With nothing left out, repeat every entry exactly.

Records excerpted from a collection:
---
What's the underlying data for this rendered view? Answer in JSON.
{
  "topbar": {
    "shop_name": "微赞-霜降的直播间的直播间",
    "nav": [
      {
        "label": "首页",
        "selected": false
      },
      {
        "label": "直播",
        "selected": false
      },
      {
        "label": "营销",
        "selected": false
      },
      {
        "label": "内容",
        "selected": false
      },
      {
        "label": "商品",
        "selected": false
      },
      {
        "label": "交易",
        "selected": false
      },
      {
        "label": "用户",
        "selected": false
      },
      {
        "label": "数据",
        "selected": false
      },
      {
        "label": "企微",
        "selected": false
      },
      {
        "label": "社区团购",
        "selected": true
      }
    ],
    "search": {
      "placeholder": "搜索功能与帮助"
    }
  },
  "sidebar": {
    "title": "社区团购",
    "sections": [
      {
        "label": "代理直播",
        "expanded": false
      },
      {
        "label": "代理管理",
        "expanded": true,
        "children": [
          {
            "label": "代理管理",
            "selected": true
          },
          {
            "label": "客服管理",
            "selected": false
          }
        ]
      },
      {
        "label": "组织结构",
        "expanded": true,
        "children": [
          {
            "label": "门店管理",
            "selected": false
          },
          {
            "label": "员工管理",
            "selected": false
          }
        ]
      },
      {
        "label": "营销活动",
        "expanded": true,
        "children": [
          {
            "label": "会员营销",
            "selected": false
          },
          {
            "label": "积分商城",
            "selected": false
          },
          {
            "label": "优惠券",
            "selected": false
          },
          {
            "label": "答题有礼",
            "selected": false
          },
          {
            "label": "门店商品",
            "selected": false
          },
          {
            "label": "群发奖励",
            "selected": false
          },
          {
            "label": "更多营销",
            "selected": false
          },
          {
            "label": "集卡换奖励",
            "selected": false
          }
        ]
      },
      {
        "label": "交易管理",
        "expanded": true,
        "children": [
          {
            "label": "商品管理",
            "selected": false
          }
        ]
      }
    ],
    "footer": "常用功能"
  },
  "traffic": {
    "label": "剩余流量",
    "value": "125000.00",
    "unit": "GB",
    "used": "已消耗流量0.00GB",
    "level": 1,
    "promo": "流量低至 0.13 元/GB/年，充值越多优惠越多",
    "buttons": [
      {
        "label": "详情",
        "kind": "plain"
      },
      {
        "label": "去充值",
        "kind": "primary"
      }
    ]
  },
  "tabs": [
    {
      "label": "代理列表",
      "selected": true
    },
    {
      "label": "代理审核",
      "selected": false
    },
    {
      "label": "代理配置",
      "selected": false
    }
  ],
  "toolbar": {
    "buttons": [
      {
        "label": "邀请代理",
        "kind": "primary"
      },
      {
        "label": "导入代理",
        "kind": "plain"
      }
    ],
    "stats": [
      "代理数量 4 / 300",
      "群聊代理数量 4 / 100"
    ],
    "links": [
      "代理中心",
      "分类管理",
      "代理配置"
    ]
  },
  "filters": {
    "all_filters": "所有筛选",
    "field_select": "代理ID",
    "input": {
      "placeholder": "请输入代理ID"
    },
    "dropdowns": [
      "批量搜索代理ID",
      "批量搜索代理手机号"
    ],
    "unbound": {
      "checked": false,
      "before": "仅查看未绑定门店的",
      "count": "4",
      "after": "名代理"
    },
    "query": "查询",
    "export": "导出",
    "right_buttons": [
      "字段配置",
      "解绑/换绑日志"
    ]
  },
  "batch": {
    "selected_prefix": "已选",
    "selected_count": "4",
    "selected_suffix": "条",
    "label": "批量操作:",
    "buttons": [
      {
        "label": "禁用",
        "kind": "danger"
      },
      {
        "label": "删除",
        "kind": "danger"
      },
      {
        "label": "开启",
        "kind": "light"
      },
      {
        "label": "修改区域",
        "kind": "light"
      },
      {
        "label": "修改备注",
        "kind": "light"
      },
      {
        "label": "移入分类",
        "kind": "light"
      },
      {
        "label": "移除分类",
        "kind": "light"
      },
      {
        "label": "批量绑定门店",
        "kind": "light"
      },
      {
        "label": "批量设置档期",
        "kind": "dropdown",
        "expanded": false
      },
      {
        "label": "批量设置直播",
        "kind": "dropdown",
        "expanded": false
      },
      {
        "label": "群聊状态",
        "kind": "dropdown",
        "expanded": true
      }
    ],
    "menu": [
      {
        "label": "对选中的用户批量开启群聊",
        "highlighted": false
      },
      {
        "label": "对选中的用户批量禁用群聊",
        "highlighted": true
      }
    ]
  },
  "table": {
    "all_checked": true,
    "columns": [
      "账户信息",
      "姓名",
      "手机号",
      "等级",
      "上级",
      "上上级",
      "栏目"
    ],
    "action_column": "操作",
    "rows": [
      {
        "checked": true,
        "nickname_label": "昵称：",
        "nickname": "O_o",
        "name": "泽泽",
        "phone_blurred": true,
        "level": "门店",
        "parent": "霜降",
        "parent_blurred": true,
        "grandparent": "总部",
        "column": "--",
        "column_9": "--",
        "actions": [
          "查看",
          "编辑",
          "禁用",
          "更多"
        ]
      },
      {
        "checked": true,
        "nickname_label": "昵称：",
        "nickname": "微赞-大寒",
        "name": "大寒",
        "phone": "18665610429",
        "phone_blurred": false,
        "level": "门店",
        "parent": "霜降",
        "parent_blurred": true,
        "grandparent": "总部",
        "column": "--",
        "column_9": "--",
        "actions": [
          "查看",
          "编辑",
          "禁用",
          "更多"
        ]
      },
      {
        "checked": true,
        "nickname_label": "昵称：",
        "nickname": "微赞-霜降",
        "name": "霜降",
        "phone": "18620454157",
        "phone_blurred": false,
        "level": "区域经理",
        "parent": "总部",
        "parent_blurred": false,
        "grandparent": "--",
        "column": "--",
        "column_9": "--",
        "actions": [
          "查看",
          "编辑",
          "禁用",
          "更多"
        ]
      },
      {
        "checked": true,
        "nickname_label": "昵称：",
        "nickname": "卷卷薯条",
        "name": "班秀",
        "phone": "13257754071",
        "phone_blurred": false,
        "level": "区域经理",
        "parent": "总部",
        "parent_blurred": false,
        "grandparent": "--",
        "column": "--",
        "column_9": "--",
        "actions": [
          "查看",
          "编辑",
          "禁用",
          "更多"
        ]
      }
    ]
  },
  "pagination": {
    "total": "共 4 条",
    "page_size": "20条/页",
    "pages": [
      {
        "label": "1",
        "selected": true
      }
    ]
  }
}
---
§ Answer box:
What's the underlying data for this rendered view? Answer in JSON.
{
  "topbar": {
    "shop_name": "微赞-霜降的直播间的直播间",
    "nav": [
      {
        "label": "首页",
        "selected": false
      },
      {
        "label": "直播",
        "selected": false
      },
      {
        "label": "营销",
        "selected": false
      },
      {
        "label": "内容",
        "selected": false
      },
      {
        "label": "商品",
        "selected": false
      },
      {
        "label": "交易",
        "selected": false
      },
      {
        "label": "用户",
        "selected": false
      },
      {
        "label": "数据",
        "selected": false
      },
      {
        "label": "企微",
        "selected": false
      },
      {
        "label": "社区团购",
        "selected": true
      }
    ],
    "search": {
      "placeholder": "搜索功能与帮助"
    }
  },
  "sidebar": {
    "title": "社区团购",
    "sections": [
      {
        "label": "代理直播",
        "expanded": false
      },
      {
        "label": "代理管理",
        "expanded": true,
        "children": [
          {
            "label": "代理管理",
            "selected": true
          },
          {
            "label": "客服管理",
            "selected": false
          }
        ]
      },
      {
        "label": "组织结构",
        "expanded": true,
        "children": [
          {
            "label": "门店管理",
            "selected": false
          },
          {
            "label": "员工管理",
            "selected": false
          }
        ]
      },
      {
        "label": "营销活动",
        "expanded": true,
        "children": [
          {
            "label": "会员营销",
            "selected": false
          },
          {
            "label": "积分商城",
            "selected": false
          },
          {
            "label": "优惠券",
            "selected": false
          },
          {
            "label": "答题有礼",
            "selected": false
          },
          {
            "label": "门店商品",
            "selected": false
          },
          {
            "label": "群发奖励",
            "selected": false
          },
          {
            "label": "更多营销",
            "selected": false
          },
          {
            "label": "集卡换奖励",
            "selected": false
          }
        ]
      },
      {
        "label": "交易管理",
        "expanded": true,
        "children": [
          {
            "label": "商品管理",
            "selected": false
          }
        ]
      }
    ],
    "footer": "常用功能"
  },
  "traffic": {
    "label": "剩余流量",
    "value": "125000.00",
    "unit": "GB",
    "used": "已消耗流量0.00GB",
    "level": 1,
    "promo": "流量低至 0.13 元/GB/年，充值越多优惠越多",
    "buttons": [
      {
        "label": "详情",
        "kind": "plain"
      },
      {
        "label": "去充值",
        "kind": "primary"
      }
    ]
  },
  "tabs": [
    {
      "label": "代理列表",
      "selected": true
    },
    {
      "label": "代理审核",
      "selected": false
    },
    {
      "label": "代理配置",
      "selected": false
    }
  ],
  "toolbar": {
    "buttons": [
      {
        "label": "邀请代理",
        "kind": "primary"
      },
      {
        "label": "导入代理",
        "kind": "plain"
      }
    ],
    "stats": [
      "代理数量 4 / 300",
      "群聊代理数量 4 / 100"
    ],
    "links": [
      "代理中心",
      "分类管理",
      "代理配置"
    ]
  },
  "filters": {
    "all_filters": "所有筛选",
    "field_select": "代理ID",
    "input": {
      "placeholder": "请输入代理ID"
    },
    "dropdowns": [
      "批量搜索代理ID",
      "批量搜索代理手机号"
    ],
    "unbound": {
      "checked": false,
      "before": "仅查看未绑定门店的",
      "count": "4",
      "after": "名代理"
    },
    "query": "查询",
    "export": "导出",
    "right_buttons": [
      "字段配置",
      "解绑/换绑日志"
    ]
  },
  "batch": {
    "selected_prefix": "已选",
    "selected_count": "4",
    "selected_suffix": "条",
    "label": "批量操作:",
    "buttons": [
      {
        "label": "禁用",
        "kind": "danger"
      },
      {
        "label": "删除",
        "kind": "danger"
      },
      {
        "label": "开启",
        "kind": "light"
      },
      {
        "label": "修改区域",
        "kind": "light"
      },
      {
        "label": "修改备注",
        "kind": "light"
      },
      {
        "label": "移入分类",
        "kind": "light"
      },
      {
        "label": "移除分类",
        "kind": "light"
      },
      {
        "label": "批量绑定门店",
        "kind": "light"
      },
      {
        "label": "批量设置档期",
        "kind": "dropdown",
        "expanded": false
      },
      {
        "label": "批量设置直播",
        "kind": "dropdown",
        "expanded": false
      },
      {
        "label": "群聊状态",
        "kind": "dropdown",
        "expanded": true
      }
    ],
    "menu": [
      {
        "label": "对选中的用户批量开启群聊",
        "highlighted": false
      },
      {
        "label": "对选中的用户批量禁用群聊",
        "highlighted": true
      }
    ]
  },
  "table": {
    "all_checked": true,
    "columns": [
      "账户信息",
      "姓名",
      "手机号",
      "等级",
      "上级",
      "上上级",
      "栏目"
    ],
    "action_column": "操作",
    "rows": [
      {
        "checked": true,
        "nickname_label": "昵称：",
        "nickname": "O_o",
        "name": "泽泽",
        "phone_blurred": true,
        "level": "门店",
        "parent": "霜降",
        "parent_blurred": true,
        "grandparent": "总部",
        "column": "--",
        "column_9": "--",
        "actions": [
          "查看",
          "编辑",
          "禁用",
          "更多"
        ]
      },
      {
        "checked": true,
        "nickname_label": "昵称：",
        "nickname": "微赞-大寒",
        "name": "大寒",
        "phone": "18665610429",
        "phone_blurred": false,
        "level": "门店",
        "parent": "霜降",
        "parent_blurred": true,
        "grandparent": "总部",
        "column": "--",
        "column_9": "--",
        "actions": [
          "查看",
          "编辑",
          "禁用",
          "更多"
        ]
      },
      {
        "checked": true,
        "nickname_label": "昵称：",
        "nickname": "微赞-霜降",
        "name": "霜降",
        "phone": "18620454157",
        "phone_blurred": false,
        "level": "区域经理",
        "parent": "总部",
        "parent_blurred": false,
        "grandparent": "--",
        "column": "--",
        "column_9": "--",
        "actions": [
          "查看",
          "编辑",
          "禁用",
          "更多"
        ]
      },
      {
        "checked": true,
        "nickname_label": "昵称：",
        "nickname": "卷卷薯条",
        "name": "班秀",
        "phone": "13257754071",
        "phone_blurred": false,
        "level": "区域经理",
        "parent": "总部",
        "parent_blurred": false,
        "grandparent": "--",
        "column": "--",
        "column_9": "--",
        "actions": [
          "查看",
          "编辑",
          "禁用",
          "更多"
        ]
      }
    ]
  },
  "pagination": {
    "total": "共 4 条",
    "page_size": "20条/页",
    "pages": [
      {
        "label": "1",
        "selected": true
      }
    ]
  }
}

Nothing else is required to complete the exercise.